• **Your assignment**
Using the data below, tally the lines that include the string "superuser". Only the number is wanted.

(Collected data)
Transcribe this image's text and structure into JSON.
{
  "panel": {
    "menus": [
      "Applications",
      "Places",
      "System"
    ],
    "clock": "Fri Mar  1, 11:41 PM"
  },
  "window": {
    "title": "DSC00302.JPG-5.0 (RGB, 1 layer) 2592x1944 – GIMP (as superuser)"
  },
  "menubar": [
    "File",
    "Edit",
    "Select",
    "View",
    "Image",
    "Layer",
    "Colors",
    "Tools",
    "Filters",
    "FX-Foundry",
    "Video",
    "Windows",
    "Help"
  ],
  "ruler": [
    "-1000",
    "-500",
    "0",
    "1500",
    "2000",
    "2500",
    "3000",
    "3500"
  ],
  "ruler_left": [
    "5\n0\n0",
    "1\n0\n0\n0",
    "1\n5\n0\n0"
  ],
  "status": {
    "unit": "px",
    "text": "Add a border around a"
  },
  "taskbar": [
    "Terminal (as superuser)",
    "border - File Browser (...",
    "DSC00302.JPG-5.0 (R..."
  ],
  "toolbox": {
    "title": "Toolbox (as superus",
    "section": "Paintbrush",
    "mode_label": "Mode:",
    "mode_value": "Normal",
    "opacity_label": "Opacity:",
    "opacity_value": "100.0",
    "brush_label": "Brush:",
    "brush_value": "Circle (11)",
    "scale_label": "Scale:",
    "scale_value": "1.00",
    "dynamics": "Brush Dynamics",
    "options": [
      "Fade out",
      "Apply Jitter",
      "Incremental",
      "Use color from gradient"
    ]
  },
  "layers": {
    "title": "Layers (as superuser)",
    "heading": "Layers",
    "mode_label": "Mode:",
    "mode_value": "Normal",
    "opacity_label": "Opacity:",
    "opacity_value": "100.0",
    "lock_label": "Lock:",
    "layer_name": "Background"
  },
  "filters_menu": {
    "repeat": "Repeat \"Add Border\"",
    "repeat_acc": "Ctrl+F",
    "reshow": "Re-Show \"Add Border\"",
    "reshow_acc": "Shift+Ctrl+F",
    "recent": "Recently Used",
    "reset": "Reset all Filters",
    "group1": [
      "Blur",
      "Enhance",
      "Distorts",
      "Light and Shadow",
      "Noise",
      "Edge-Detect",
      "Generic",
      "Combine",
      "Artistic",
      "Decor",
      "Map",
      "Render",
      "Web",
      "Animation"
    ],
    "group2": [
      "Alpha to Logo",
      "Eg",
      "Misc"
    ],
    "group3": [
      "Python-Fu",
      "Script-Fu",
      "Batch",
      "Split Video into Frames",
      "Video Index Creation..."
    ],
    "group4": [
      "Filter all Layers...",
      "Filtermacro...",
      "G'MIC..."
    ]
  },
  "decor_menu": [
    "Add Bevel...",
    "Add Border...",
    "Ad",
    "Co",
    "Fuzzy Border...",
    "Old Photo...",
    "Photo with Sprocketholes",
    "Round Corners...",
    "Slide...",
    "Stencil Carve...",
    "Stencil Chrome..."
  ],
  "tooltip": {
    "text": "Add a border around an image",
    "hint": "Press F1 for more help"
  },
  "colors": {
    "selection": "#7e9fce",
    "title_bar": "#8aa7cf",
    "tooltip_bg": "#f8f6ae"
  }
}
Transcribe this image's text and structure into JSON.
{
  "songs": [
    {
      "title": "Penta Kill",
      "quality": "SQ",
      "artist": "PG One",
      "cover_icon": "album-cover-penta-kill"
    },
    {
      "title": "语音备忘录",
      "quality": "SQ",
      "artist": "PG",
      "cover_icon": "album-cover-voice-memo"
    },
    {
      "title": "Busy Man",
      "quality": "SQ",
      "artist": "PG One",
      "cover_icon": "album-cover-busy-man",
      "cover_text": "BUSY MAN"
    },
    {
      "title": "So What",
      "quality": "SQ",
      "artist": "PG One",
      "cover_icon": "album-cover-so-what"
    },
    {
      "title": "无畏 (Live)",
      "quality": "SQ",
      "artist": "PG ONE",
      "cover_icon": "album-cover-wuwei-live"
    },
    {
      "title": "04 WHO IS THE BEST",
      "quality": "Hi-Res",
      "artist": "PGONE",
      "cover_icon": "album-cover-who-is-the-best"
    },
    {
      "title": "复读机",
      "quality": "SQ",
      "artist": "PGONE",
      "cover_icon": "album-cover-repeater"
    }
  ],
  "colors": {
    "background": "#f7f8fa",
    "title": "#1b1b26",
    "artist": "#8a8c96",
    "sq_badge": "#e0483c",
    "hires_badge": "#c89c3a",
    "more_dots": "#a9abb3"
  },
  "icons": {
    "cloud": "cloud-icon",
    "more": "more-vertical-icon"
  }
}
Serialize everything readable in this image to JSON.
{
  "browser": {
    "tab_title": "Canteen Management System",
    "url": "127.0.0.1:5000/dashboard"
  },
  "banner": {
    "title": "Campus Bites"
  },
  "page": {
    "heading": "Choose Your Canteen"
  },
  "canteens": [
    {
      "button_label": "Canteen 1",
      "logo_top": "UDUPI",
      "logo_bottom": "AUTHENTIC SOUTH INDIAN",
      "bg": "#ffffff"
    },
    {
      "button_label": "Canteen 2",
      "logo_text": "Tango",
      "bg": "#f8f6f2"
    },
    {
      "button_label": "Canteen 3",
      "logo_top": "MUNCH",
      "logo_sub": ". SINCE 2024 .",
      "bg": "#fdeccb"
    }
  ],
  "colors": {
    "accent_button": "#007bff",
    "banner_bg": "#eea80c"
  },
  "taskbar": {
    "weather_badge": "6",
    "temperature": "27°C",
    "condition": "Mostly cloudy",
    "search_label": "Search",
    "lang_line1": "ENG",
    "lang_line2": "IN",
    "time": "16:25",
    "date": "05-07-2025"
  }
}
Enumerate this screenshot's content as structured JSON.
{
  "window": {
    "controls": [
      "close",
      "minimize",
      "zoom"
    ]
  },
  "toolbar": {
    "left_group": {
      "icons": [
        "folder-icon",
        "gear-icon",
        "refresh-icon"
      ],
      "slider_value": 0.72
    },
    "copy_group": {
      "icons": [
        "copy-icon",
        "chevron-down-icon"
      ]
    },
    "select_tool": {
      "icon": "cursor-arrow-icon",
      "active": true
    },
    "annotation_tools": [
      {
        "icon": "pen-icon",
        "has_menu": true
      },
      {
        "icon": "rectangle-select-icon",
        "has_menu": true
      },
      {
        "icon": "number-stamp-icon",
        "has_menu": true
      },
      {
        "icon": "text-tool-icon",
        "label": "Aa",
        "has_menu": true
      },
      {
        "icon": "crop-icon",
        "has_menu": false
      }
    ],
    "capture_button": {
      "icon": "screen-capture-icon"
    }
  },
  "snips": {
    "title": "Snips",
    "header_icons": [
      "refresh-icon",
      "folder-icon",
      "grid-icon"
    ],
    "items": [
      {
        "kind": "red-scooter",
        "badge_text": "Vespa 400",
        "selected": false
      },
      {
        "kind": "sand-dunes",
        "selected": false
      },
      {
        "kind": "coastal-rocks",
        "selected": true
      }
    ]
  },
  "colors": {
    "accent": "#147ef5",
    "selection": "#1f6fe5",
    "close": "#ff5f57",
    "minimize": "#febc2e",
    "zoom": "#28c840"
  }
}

• **Answer section**
3